Global Logistic Properties (GLP) is a leading provider of modern logistics facilities with a US$38 billion portfolio comprising 53.7 million square meters of logistics facilities across China, Japan, Brazil and USA.
Since our previous coverage in December 2015, GLP’s shares have advanced over $0.60, or approximately 30 percent, to $2.79 as at 6 April 2017. The rally was fueled by market rumours which began in early November 2016, following an article published by Bloomberg which mentioned that GLP has attracted takeover interest from an investor group that includes China Investment Corporation, China’s sovereign fund.
On 27 February 2017, GLP announced that a Special Committee was in discussions with several parties whom it had shortlisted following its evaluation of non-binding proposals received. As of 30 March 2017, the abovementioned parties have commenced due diligence on the company.
Currently valued at $12.9 billion, the deal, if materialized, could become Asia’s biggest buyout. While remaining hopeful on the buyout, we explore to see if the steep valuations will be able to hold should the deal fall through.
GLP derives its revenue from three main segments namely, operation, development, as well as fund management. Incorporating a range of strategies, the group owns and manages its own logistics facilities, while generating value though development activities. Also, the fund management platform allows the group to unlock the value of its properties so as to recycle its funds for future developments.
As at FY16, in terms of total area completed, GLP holds the top position in China, Japan and Brazil, while ranking second in the United States. To provide a clearer picture of GLP’s dominant position, the group’s total area completed in China stands at 14.9 million square metres overshadowing the second largest logistics facility provider at 1.9 million square metres.

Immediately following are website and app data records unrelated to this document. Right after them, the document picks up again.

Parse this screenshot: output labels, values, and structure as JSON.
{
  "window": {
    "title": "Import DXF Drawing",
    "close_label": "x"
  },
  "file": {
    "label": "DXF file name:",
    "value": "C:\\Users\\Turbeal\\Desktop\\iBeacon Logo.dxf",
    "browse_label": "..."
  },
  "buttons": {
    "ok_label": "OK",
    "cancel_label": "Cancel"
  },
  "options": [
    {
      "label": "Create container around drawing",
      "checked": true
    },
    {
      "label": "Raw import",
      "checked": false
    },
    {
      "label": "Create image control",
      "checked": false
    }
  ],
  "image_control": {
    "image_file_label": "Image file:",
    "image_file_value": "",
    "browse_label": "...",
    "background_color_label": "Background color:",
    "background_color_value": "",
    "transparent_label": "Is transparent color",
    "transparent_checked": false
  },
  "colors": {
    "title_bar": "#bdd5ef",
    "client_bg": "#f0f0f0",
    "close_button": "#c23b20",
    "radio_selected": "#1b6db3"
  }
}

In addition, GLP has a development book of 11.7 million square metres, which will propel the group’s lead further once completed.
On the surface, GLP has shown a strong improvement in its financial performance over the past few years. Revenue and net profit grew steadily at a compounded annual growth rate of 8.2 percent and 7.4 percent respectively. However, reading between the lines of the group’s financial statements, we noticed that a significant portion of net profits were made up of positive changes in fair value of subsidiaries’ investment properties.
In GLP’s latest full year results, FY16, changes in fair value of subsidiaries’ investment properties stood at a whooping US$720.4 million, already exceeding the full year net profit.
Revaluation gains are common amongst companies which engage in the real estate business and are generally viewed positively as it increases the value of the company as a whole. However, it would paint a worrying picture should such gains make up the bulk of a company’s bottom line as it indicates the heavy reliance on the upward trend of logistics property prices.
Nonetheless, the group’s fund management segment boasts of much potential in the coming years. For FY16, GLP’s assets under management grew by an impressive 75 percent to US$35 billion, generating US$150 million of fund fees on US$24 billion of invested capital. Additional fees will be generated as the remaining US$11 billion is invested.
Apart from the e-commerce boom in China, the group’s success in the logistics industry can be attributed to its unrivalled size and network. With capabilities allowing customers to reduce transportation costs by approximately 20 percent, it is no surprise that the group has been able to retain 73 percent of customers while maintaining a strong lease ratio of 92 percent.
Briefly mentioned in the group’s earnings call for 3Q17, GLP seeks to provide financing to its customers. The move comes about as small and medium-sized customers in China face difficulty in obtaining financing due to the underdeveloped credit system.
In a typical scenario, customers would approach a financial institution for financing. However, interest rates charged by financial institutions could be higher depending on their individual creditworthiness as well as the types of equipment involved in the business. As such GLP seeks to finance its customers at a lower cost.
What are the benefits? While earning a spread, GLP also charges a deposit for such equipment to protect against any losses. In addition, should the customer’s business fail, GLP is able to lease the equipment to other customers as well. While such financing segment is not a main business of the group, it holds much intangible value by creating a win-win situation for both the business as well as its customers.
Following the recent surge in GLP’s share price, how do the group’s current valuations fare against its rivals?
Against global industrial real estate giant, Prologis, as well as Australia-based Goodman Group, GLP does not appear to be grossly overvalued. However, investors should exercise caution when trading on buyout rumors.